■ **Directions for this task**:
Compute how many lines in the entries below include the string "location". Only the number is wanted.

___ Provided material

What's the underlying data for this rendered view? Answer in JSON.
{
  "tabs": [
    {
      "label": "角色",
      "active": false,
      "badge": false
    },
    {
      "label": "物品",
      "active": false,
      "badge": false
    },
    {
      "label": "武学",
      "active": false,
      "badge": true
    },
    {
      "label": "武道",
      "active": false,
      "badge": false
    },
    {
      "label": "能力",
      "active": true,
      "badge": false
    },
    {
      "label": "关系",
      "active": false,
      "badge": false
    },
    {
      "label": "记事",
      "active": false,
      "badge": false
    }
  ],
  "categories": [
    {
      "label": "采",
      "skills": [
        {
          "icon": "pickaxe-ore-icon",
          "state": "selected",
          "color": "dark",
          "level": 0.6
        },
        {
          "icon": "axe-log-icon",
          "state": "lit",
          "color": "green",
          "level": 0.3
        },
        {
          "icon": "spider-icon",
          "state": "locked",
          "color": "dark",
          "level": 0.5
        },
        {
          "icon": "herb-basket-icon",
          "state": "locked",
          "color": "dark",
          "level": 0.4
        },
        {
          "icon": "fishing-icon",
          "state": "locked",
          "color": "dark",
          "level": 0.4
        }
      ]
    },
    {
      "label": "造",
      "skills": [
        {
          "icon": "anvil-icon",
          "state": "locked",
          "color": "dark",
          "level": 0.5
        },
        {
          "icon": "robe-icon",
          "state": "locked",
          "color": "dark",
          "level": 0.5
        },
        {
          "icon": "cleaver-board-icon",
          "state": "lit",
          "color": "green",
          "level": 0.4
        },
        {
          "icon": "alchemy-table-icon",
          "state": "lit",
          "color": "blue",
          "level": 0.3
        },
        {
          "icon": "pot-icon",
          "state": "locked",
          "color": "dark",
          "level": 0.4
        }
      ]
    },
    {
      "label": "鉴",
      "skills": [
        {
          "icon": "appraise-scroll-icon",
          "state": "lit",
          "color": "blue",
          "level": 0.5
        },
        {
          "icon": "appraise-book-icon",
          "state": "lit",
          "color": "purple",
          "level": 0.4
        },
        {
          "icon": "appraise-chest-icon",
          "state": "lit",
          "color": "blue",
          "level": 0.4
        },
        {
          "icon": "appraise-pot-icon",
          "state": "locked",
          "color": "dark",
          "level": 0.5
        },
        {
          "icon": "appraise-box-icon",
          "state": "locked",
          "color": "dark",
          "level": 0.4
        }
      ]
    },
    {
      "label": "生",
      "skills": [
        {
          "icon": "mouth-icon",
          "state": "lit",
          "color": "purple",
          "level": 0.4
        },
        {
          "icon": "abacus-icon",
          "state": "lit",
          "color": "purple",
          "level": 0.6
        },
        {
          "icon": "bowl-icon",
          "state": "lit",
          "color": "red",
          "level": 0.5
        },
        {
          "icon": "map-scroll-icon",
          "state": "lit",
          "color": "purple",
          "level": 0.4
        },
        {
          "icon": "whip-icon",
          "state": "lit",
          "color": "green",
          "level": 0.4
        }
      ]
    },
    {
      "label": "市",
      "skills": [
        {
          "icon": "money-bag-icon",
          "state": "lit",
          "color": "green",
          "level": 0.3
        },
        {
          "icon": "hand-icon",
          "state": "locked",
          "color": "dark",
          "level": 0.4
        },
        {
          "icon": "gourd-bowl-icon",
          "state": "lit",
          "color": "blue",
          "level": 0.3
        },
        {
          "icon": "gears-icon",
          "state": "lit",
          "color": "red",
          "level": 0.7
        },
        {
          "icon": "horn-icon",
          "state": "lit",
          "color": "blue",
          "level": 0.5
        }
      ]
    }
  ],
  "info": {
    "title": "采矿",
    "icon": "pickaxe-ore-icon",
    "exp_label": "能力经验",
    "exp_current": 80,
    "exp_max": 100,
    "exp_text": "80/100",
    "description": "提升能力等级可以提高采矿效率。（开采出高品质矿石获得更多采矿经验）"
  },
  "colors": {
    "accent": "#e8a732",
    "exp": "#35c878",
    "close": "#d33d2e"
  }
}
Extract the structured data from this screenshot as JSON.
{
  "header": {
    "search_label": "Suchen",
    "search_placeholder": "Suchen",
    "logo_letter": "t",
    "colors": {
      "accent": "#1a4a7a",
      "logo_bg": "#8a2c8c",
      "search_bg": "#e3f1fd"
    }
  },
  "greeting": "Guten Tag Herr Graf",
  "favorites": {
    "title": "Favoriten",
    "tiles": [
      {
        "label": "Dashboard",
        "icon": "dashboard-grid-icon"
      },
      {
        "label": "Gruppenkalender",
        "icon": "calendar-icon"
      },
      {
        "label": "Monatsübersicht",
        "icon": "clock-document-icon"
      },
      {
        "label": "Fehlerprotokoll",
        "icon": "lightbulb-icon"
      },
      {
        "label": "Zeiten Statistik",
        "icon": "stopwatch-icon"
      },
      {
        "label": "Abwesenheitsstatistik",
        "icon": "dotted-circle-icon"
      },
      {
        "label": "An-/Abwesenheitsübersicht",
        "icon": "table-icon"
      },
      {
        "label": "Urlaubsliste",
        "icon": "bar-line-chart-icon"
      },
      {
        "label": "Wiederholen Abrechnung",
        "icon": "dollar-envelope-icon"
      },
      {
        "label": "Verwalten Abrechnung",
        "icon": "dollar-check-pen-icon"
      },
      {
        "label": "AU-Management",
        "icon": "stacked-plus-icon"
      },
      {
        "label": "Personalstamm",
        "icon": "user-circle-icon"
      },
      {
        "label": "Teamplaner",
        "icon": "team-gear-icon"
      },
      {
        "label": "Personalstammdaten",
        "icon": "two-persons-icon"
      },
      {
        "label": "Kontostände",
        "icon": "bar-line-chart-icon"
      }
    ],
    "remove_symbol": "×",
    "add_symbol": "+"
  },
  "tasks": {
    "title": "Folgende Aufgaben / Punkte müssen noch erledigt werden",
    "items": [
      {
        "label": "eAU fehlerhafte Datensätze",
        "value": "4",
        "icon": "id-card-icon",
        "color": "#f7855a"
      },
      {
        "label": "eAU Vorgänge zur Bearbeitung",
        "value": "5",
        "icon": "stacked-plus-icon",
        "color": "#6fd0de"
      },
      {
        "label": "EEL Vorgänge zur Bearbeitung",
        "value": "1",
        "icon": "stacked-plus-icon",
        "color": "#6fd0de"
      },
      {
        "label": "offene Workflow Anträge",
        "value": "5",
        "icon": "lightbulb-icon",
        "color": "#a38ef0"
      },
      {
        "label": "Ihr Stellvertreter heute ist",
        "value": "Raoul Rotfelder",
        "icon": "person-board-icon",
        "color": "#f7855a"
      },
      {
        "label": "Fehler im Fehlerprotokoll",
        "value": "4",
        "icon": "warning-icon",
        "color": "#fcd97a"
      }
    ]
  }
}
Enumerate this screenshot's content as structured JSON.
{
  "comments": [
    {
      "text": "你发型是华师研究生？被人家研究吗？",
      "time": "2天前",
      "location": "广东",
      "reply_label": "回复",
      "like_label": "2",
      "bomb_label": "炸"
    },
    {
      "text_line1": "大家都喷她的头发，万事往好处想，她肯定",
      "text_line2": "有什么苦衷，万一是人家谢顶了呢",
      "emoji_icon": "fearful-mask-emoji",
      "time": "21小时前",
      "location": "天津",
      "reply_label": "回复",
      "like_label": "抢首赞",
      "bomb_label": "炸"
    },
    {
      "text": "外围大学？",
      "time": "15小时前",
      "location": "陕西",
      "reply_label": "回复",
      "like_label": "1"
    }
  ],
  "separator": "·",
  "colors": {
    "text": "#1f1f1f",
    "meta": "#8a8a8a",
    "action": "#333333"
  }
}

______

■ **Expected answer**:
3